ICSA: ‘Some kind of concession needs to be got’ on BEAM
There are a “lot of problems” with the Beef Emergency Aid Measure (BEAM) – and a case needs to be put forward to get “some kind of concession”, according to the Irish Cattle and Sheep Farmers’ Association (ICSA).
ICSA general secretary Eddie Punch highlighted his concern to AgriLand over the requirement to reduce livestock manure nitrogen by 5%, compared to the reference period of July 1, 2018 to June 30, 2019
“It’s the 5% reduction that is the issue; we’re very concerned that farmers may have to give back money,” he explained.
It’s very difficult given the whole disruption with Covid-19 for people to get anything sorted in terms of selling stock or even in terms of liaising with their Teagasc advisor on where exactly they stand.
“Because it’s not that straightforward to do the calculation, particularly when we’re talking about finishers who have a lot of cattle coming in and going out all the time.”
Expanding on this he said:
“It sounds so simple to say ‘if you have 20 cows you must have one cow less’ – in theory that may be alright for a suckler farmer who has a very stable system of farming – but, even at that, that mightn’t do because people might have a few extra heifers for a few months longer, varying one year compared to another.
However, if you have a lot of cattle being traded in and out at different ages, and therefore different nitrogen figures, it becomes a lot more complex.
Continuing, Punch highlighted another issue: “With Covid-19, access to private advisors and Teagasc consultants is much more problematic, so there are a lot of people who can’t get their heads around what they need to do to meet the target.
“Now that we’re more than halfway through the [reference] year, from July to June, it becomes much more complex to solve the problem.
“In simple terms, if you had 20 cows and you got rid of one of them at the start of July 2020, yeah you’re fine, you might be on target.

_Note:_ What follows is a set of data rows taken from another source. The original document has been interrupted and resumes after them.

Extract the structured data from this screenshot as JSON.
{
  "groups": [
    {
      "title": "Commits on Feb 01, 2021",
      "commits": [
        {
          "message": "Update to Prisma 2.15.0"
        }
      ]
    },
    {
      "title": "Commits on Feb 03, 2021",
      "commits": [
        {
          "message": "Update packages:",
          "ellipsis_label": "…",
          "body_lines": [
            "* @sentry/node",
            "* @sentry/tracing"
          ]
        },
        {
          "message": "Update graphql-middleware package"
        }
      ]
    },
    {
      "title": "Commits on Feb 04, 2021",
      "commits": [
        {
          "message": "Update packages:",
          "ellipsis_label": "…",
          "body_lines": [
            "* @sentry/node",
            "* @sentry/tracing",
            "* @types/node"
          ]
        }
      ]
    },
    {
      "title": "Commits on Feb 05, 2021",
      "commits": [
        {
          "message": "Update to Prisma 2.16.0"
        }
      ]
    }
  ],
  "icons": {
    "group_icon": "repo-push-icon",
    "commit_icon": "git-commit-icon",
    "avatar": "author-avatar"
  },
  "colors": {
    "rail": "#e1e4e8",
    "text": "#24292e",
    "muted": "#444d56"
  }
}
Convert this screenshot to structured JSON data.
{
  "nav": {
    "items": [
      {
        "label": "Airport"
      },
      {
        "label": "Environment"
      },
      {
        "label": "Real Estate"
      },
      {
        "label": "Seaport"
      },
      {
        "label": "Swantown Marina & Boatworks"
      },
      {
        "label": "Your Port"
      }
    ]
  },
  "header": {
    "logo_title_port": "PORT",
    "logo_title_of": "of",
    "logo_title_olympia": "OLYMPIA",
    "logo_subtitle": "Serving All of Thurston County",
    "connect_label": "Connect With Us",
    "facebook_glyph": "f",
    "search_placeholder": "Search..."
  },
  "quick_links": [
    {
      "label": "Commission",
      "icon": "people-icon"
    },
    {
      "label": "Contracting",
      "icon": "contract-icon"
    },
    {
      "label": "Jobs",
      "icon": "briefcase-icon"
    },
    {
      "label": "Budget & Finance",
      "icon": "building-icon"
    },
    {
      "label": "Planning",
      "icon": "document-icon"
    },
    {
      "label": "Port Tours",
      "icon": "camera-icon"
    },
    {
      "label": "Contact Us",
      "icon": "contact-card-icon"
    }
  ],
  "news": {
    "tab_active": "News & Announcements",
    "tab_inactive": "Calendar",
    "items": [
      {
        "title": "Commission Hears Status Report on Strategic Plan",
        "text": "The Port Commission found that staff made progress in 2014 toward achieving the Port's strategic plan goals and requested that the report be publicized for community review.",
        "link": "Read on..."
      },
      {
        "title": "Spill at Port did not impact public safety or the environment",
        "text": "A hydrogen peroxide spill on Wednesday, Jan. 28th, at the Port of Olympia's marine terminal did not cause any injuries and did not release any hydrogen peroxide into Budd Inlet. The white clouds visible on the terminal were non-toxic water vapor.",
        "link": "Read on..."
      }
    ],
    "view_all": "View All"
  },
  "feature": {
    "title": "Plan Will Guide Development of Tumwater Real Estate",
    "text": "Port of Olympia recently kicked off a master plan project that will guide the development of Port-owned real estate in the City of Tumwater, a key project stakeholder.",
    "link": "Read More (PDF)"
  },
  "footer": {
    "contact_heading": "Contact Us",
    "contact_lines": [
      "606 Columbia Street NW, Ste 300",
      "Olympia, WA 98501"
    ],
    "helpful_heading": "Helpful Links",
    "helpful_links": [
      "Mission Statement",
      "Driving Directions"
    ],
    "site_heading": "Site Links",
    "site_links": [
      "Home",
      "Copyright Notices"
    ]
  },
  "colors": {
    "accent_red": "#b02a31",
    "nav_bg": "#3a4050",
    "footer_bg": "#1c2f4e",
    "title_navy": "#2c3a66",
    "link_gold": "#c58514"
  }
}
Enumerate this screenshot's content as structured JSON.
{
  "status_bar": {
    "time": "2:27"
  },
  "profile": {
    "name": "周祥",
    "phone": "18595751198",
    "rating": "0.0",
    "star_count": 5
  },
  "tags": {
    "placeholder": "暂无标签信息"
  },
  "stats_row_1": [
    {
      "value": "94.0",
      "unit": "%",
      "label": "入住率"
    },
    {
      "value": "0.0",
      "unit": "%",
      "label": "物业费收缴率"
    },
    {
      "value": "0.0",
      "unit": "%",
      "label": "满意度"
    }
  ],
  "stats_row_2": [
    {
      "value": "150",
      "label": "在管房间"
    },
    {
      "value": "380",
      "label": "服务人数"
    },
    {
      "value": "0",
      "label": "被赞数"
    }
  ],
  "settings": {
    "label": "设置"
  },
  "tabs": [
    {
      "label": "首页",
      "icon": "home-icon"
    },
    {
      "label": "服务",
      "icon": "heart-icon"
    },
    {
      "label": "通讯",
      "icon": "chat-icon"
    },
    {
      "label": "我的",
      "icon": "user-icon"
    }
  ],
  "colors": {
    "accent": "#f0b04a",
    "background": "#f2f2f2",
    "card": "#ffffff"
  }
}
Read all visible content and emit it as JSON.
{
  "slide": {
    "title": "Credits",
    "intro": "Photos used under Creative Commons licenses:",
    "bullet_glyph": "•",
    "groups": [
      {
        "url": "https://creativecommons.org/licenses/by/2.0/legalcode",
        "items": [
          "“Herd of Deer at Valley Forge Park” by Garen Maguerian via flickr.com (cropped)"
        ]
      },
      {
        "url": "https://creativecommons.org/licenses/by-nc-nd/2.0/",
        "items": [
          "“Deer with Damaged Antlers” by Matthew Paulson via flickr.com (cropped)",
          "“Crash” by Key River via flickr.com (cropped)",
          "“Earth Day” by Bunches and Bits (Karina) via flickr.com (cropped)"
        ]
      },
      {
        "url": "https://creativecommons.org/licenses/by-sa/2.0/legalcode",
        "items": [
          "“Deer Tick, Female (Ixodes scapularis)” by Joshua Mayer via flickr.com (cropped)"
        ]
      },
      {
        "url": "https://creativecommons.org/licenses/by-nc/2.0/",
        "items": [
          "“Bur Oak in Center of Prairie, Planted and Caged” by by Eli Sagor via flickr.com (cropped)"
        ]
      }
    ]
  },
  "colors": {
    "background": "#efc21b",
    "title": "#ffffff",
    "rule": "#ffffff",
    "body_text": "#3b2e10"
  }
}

But now that it’s January 2021, you’re really looking at getting rid of three cows in that scenario to meet the target if you haven’t done so already, because you’ve only five months left.
“We think there are a lot of problems with it, and it is linked to the fact that Covid has made everything a lot more difficult to operate as well.
“We think Minister McConalogue should be making these arguments in Brussels, really, and pushing for some kind of modification on this.
“Scrapping the 5% altogether would be ideal but some kind of concession needs to be got on this,” Punch concluded.